- Exercise instructions
Output the listing below, all of it, exactly as given.

━━━ Entries shown

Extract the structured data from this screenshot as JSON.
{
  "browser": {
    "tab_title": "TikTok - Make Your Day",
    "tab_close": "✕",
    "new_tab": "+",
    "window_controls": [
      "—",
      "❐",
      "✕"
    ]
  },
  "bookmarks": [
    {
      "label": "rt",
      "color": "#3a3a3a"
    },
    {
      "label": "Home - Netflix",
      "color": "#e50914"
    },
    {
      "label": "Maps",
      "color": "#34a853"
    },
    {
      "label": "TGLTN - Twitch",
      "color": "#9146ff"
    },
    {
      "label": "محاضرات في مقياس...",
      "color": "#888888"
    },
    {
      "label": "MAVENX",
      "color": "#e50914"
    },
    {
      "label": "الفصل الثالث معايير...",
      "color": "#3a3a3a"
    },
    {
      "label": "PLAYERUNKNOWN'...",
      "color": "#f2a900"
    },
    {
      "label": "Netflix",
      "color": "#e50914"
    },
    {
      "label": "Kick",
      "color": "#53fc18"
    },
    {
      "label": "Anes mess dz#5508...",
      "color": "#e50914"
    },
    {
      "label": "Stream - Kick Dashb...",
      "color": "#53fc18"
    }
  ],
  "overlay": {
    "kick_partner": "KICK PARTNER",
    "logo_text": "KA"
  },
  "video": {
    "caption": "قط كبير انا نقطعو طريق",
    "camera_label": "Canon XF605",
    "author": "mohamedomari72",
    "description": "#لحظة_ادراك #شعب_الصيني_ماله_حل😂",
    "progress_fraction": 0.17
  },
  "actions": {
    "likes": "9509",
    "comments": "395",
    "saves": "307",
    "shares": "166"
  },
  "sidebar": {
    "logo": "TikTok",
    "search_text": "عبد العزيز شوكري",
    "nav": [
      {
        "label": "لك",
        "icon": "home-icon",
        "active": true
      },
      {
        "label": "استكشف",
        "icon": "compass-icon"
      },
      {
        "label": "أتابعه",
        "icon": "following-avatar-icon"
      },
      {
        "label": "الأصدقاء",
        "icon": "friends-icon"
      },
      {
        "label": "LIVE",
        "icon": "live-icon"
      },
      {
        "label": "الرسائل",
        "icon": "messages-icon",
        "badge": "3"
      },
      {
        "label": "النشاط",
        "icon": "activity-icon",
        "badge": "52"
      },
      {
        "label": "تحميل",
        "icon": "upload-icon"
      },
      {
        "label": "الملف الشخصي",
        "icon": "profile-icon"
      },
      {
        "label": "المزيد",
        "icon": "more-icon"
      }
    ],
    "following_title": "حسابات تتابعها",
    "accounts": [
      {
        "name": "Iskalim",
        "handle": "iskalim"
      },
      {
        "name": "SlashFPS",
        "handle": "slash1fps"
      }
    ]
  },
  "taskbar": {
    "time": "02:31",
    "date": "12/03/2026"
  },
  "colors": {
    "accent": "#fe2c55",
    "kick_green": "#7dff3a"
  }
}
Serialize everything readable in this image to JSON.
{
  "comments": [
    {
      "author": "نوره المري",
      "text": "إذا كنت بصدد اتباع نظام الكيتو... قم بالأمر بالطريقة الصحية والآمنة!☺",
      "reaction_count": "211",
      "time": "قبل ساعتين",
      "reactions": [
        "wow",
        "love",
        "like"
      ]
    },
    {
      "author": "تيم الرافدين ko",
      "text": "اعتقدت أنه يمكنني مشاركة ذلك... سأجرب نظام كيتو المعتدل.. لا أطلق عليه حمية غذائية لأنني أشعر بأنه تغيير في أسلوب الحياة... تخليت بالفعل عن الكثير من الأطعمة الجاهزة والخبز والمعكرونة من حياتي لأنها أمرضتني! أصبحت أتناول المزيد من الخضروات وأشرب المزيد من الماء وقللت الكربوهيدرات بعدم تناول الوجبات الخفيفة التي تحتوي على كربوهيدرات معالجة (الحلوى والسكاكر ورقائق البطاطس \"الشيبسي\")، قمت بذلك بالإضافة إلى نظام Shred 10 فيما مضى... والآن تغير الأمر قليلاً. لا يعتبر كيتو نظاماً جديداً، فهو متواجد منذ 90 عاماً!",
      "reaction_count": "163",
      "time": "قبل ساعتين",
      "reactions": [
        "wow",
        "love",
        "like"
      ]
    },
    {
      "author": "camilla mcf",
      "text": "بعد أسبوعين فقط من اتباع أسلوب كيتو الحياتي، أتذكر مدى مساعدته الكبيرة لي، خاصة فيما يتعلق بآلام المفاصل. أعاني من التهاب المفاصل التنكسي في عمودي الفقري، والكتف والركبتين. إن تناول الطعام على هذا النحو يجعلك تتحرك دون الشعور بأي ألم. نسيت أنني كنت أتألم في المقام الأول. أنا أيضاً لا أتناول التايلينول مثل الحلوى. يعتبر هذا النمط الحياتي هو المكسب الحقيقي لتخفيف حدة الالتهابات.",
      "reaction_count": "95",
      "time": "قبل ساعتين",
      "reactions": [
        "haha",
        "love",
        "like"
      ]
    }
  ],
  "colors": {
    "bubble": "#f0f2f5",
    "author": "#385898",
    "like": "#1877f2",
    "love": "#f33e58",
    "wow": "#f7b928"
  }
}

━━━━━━

- Response to the exercise
Extract the structured data from this screenshot as JSON.
{
  "browser": {
    "tab_title": "TikTok - Make Your Day",
    "tab_close": "✕",
    "new_tab": "+",
    "window_controls": [
      "—",
      "❐",
      "✕"
    ]
  },
  "bookmarks": [
    {
      "label": "rt",
      "color": "#3a3a3a"
    },
    {
      "label": "Home - Netflix",
      "color": "#e50914"
    },
    {
      "label": "Maps",
      "color": "#34a853"
    },
    {
      "label": "TGLTN - Twitch",
      "color": "#9146ff"
    },
    {
      "label": "محاضرات في مقياس...",
      "color": "#888888"
    },
    {
      "label": "MAVENX",
      "color": "#e50914"
    },
    {
      "label": "الفصل الثالث معايير...",
      "color": "#3a3a3a"
    },
    {
      "label": "PLAYERUNKNOWN'...",
      "color": "#f2a900"
    },
    {
      "label": "Netflix",
      "color": "#e50914"
    },
    {
      "label": "Kick",
      "color": "#53fc18"
    },
    {
      "label": "Anes mess dz#5508...",
      "color": "#e50914"
    },
    {
      "label": "Stream - Kick Dashb...",
      "color": "#53fc18"
    }
  ],
  "overlay": {
    "kick_partner": "KICK PARTNER",
    "logo_text": "KA"
  },
  "video": {
    "caption": "قط كبير انا نقطعو طريق",
    "camera_label": "Canon XF605",
    "author": "mohamedomari72",
    "description": "#لحظة_ادراك #شعب_الصيني_ماله_حل😂",
    "progress_fraction": 0.17
  },
  "actions": {
    "likes": "9509",
    "comments": "395",
    "saves": "307",
    "shares": "166"
  },
  "sidebar": {
    "logo": "TikTok",
    "search_text": "عبد العزيز شوكري",
    "nav": [
      {
        "label": "لك",
        "icon": "home-icon",
        "active": true
      },
      {
        "label": "استكشف",
        "icon": "compass-icon"
      },
      {
        "label": "أتابعه",
        "icon": "following-avatar-icon"
      },
      {
        "label": "الأصدقاء",
        "icon": "friends-icon"
      },
      {
        "label": "LIVE",
        "icon": "live-icon"
      },
      {
        "label": "الرسائل",
        "icon": "messages-icon",
        "badge": "3"
      },
      {
        "label": "النشاط",
        "icon": "activity-icon",
        "badge": "52"
      },
      {
        "label": "تحميل",
        "icon": "upload-icon"
      },
      {
        "label": "الملف الشخصي",
        "icon": "profile-icon"
      },
      {
        "label": "المزيد",
        "icon": "more-icon"
      }
    ],
    "following_title": "حسابات تتابعها",
    "accounts": [
      {
        "name": "Iskalim",
        "handle": "iskalim"
      },
      {
        "name": "SlashFPS",
        "handle": "slash1fps"
      }
    ]
  },
  "taskbar": {
    "time": "02:31",
    "date": "12/03/2026"
  },
  "colors": {
    "accent": "#fe2c55",
    "kick_green": "#7dff3a"
  }
}
Serialize everything readable in this image to JSON.
{
  "comments": [
    {
      "author": "نوره المري",
      "text": "إذا كنت بصدد اتباع نظام الكيتو... قم بالأمر بالطريقة الصحية والآمنة!☺",
      "reaction_count": "211",
      "time": "قبل ساعتين",
      "reactions": [
        "wow",
        "love",
        "like"
      ]
    },
    {
      "author": "تيم الرافدين ko",
      "text": "اعتقدت أنه يمكنني مشاركة ذلك... سأجرب نظام كيتو المعتدل.. لا أطلق عليه حمية غذائية لأنني أشعر بأنه تغيير في أسلوب الحياة... تخليت بالفعل عن الكثير من الأطعمة الجاهزة والخبز والمعكرونة من حياتي لأنها أمرضتني! أصبحت أتناول المزيد من الخضروات وأشرب المزيد من الماء وقللت الكربوهيدرات بعدم تناول الوجبات الخفيفة التي تحتوي على كربوهيدرات معالجة (الحلوى والسكاكر ورقائق البطاطس \"الشيبسي\")، قمت بذلك بالإضافة إلى نظام Shred 10 فيما مضى... والآن تغير الأمر قليلاً. لا يعتبر كيتو نظاماً جديداً، فهو متواجد منذ 90 عاماً!",
      "reaction_count": "163",
      "time": "قبل ساعتين",
      "reactions": [
        "wow",
        "love",
        "like"
      ]
    },
    {
      "author": "camilla mcf",
      "text": "بعد أسبوعين فقط من اتباع أسلوب كيتو الحياتي، أتذكر مدى مساعدته الكبيرة لي، خاصة فيما يتعلق بآلام المفاصل. أعاني من التهاب المفاصل التنكسي في عمودي الفقري، والكتف والركبتين. إن تناول الطعام على هذا النحو يجعلك تتحرك دون الشعور بأي ألم. نسيت أنني كنت أتألم في المقام الأول. أنا أيضاً لا أتناول التايلينول مثل الحلوى. يعتبر هذا النمط الحياتي هو المكسب الحقيقي لتخفيف حدة الالتهابات.",
      "reaction_count": "95",
      "time": "قبل ساعتين",
      "reactions": [
        "haha",
        "love",
        "like"
      ]
    }
  ],
  "colors": {
    "bubble": "#f0f2f5",
    "author": "#385898",
    "like": "#1877f2",
    "love": "#f33e58",
    "wow": "#f7b928"
  }
}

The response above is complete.